• [What is expected]:
Below are the records. Gather each line that holds "Disable".

___ Data provided

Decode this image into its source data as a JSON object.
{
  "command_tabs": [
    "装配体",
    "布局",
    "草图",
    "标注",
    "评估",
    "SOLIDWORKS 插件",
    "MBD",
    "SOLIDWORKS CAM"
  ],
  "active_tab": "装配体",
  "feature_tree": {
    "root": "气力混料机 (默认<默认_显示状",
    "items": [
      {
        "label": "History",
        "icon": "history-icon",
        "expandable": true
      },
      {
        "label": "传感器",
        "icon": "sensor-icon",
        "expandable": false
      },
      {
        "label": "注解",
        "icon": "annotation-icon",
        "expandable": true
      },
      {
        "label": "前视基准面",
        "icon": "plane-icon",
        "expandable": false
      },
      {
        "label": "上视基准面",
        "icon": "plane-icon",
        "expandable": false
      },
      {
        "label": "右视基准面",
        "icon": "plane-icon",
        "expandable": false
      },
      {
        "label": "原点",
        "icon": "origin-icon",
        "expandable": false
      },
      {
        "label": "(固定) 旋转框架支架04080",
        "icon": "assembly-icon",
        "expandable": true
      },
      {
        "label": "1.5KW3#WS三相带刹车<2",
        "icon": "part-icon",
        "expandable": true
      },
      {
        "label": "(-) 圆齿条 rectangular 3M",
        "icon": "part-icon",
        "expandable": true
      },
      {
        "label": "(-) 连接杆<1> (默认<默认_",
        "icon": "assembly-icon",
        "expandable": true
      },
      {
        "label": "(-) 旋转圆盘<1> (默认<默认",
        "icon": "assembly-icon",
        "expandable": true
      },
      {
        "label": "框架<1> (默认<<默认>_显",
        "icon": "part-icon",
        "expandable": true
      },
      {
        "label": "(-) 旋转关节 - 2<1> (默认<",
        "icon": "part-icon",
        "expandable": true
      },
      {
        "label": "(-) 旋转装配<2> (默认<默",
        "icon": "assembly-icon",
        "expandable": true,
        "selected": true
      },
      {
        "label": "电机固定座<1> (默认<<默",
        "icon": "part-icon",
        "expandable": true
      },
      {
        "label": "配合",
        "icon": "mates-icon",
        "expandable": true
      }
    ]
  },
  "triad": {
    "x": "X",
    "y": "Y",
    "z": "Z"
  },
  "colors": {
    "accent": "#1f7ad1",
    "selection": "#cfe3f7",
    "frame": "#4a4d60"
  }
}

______
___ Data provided

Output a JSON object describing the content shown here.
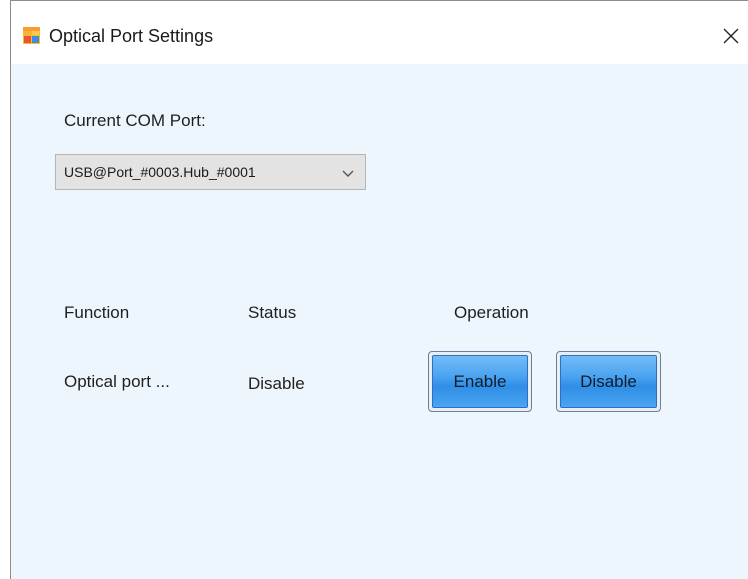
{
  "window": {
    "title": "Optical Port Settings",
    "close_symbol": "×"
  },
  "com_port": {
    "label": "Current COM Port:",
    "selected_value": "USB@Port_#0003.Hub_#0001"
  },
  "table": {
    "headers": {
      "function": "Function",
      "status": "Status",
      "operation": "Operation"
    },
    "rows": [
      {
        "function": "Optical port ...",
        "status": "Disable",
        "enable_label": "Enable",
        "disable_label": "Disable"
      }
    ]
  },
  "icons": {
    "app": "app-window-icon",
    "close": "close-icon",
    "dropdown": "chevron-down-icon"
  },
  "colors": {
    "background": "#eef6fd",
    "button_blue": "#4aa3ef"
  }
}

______
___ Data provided

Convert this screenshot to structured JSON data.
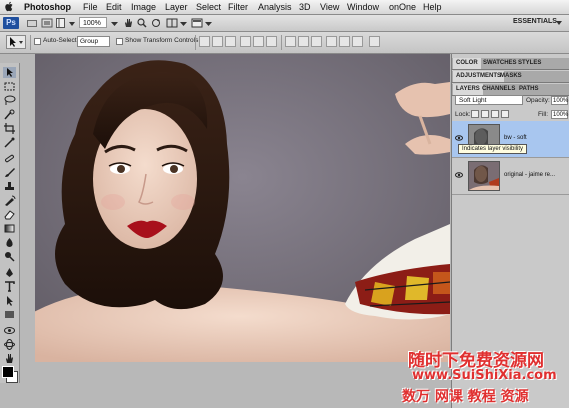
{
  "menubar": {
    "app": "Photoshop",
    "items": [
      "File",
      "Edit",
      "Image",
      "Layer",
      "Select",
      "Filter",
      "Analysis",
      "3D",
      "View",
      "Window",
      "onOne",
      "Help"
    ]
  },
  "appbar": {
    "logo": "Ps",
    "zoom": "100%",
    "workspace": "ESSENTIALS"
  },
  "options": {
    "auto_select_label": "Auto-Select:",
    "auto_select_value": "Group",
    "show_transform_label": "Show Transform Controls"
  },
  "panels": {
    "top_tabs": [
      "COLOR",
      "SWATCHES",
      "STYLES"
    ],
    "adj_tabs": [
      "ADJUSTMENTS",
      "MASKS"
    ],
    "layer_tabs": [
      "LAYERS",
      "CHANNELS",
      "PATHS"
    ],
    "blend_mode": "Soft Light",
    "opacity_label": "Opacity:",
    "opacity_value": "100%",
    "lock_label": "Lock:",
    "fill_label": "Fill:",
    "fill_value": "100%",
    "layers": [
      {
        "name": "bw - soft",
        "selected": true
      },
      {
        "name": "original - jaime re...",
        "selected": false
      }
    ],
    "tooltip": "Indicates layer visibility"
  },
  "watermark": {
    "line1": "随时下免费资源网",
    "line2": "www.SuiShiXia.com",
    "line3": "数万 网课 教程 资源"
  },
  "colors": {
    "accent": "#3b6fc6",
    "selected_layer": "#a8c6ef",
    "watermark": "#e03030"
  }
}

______

• [Answer box]:
        "status": "Disable",
        "disable_label": "Disable"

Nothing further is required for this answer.